Data to process
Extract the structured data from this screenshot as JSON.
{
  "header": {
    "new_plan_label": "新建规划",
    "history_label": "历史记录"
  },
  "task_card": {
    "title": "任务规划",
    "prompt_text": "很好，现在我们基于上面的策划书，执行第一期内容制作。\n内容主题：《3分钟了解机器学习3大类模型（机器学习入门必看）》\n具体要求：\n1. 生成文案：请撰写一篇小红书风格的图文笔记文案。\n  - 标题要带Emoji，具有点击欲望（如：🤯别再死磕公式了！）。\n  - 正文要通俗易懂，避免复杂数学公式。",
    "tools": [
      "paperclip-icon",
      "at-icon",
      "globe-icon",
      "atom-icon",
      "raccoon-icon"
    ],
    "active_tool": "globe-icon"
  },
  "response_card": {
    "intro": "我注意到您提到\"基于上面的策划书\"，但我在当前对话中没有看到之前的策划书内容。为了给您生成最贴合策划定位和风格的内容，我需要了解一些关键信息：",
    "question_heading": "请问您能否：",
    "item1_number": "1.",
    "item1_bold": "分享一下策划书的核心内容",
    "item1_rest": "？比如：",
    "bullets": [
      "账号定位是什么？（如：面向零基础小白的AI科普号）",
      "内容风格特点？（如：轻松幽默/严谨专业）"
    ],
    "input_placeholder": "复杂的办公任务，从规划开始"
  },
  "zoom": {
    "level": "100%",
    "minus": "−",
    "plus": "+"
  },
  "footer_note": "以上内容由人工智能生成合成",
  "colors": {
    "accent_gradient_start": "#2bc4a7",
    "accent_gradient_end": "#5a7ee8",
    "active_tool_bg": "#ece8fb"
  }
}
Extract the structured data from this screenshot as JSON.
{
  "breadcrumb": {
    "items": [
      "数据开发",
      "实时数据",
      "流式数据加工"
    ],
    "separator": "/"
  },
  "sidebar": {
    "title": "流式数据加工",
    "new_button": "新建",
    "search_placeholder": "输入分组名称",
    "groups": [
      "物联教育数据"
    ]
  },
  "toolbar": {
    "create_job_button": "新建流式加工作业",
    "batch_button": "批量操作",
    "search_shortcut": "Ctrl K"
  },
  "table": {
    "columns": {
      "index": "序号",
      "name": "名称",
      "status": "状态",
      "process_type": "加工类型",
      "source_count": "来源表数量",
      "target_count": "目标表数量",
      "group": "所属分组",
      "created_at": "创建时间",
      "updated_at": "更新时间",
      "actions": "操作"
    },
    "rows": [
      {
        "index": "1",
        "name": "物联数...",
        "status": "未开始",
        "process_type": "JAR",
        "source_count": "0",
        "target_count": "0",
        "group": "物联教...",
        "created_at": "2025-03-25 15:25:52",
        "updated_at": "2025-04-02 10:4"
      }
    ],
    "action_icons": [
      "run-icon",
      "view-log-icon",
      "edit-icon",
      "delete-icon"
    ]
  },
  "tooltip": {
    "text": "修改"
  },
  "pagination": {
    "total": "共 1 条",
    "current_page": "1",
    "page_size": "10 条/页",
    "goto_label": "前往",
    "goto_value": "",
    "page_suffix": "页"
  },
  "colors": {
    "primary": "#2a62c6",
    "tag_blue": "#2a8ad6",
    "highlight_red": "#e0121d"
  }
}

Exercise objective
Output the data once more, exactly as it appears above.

Response for this exercise
Extract the structured data from this screenshot as JSON.
{
  "header": {
    "new_plan_label": "新建规划",
    "history_label": "历史记录"
  },
  "task_card": {
    "title": "任务规划",
    "prompt_text": "很好，现在我们基于上面的策划书，执行第一期内容制作。\n内容主题：《3分钟了解机器学习3大类模型（机器学习入门必看）》\n具体要求：\n1. 生成文案：请撰写一篇小红书风格的图文笔记文案。\n  - 标题要带Emoji，具有点击欲望（如：🤯别再死磕公式了！）。\n  - 正文要通俗易懂，避免复杂数学公式。",
    "tools": [
      "paperclip-icon",
      "at-icon",
      "globe-icon",
      "atom-icon",
      "raccoon-icon"
    ],
    "active_tool": "globe-icon"
  },
  "response_card": {
    "intro": "我注意到您提到\"基于上面的策划书\"，但我在当前对话中没有看到之前的策划书内容。为了给您生成最贴合策划定位和风格的内容，我需要了解一些关键信息：",
    "question_heading": "请问您能否：",
    "item1_number": "1.",
    "item1_bold": "分享一下策划书的核心内容",
    "item1_rest": "？比如：",
    "bullets": [
      "账号定位是什么？（如：面向零基础小白的AI科普号）",
      "内容风格特点？（如：轻松幽默/严谨专业）"
    ],
    "input_placeholder": "复杂的办公任务，从规划开始"
  },
  "zoom": {
    "level": "100%",
    "minus": "−",
    "plus": "+"
  },
  "footer_note": "以上内容由人工智能生成合成",
  "colors": {
    "accent_gradient_start": "#2bc4a7",
    "accent_gradient_end": "#5a7ee8",
    "active_tool_bg": "#ece8fb"
  }
}
Extract the structured data from this screenshot as JSON.
{
  "breadcrumb": {
    "items": [
      "数据开发",
      "实时数据",
      "流式数据加工"
    ],
    "separator": "/"
  },
  "sidebar": {
    "title": "流式数据加工",
    "new_button": "新建",
    "search_placeholder": "输入分组名称",
    "groups": [
      "物联教育数据"
    ]
  },
  "toolbar": {
    "create_job_button": "新建流式加工作业",
    "batch_button": "批量操作",
    "search_shortcut": "Ctrl K"
  },
  "table": {
    "columns": {
      "index": "序号",
      "name": "名称",
      "status": "状态",
      "process_type": "加工类型",
      "source_count": "来源表数量",
      "target_count": "目标表数量",
      "group": "所属分组",
      "created_at": "创建时间",
      "updated_at": "更新时间",
      "actions": "操作"
    },
    "rows": [
      {
        "index": "1",
        "name": "物联数...",
        "status": "未开始",
        "process_type": "JAR",
        "source_count": "0",
        "target_count": "0",
        "group": "物联教...",
        "created_at": "2025-03-25 15:25:52",
        "updated_at": "2025-04-02 10:4"
      }
    ],
    "action_icons": [
      "run-icon",
      "view-log-icon",
      "edit-icon",
      "delete-icon"
    ]
  },
  "tooltip": {
    "text": "修改"
  },
  "pagination": {
    "total": "共 1 条",
    "current_page": "1",
    "page_size": "10 条/页",
    "goto_label": "前往",
    "goto_value": "",
    "page_suffix": "页"
  },
  "colors": {
    "primary": "#2a62c6",
    "tag_blue": "#2a8ad6",
    "highlight_red": "#e0121d"
  }
}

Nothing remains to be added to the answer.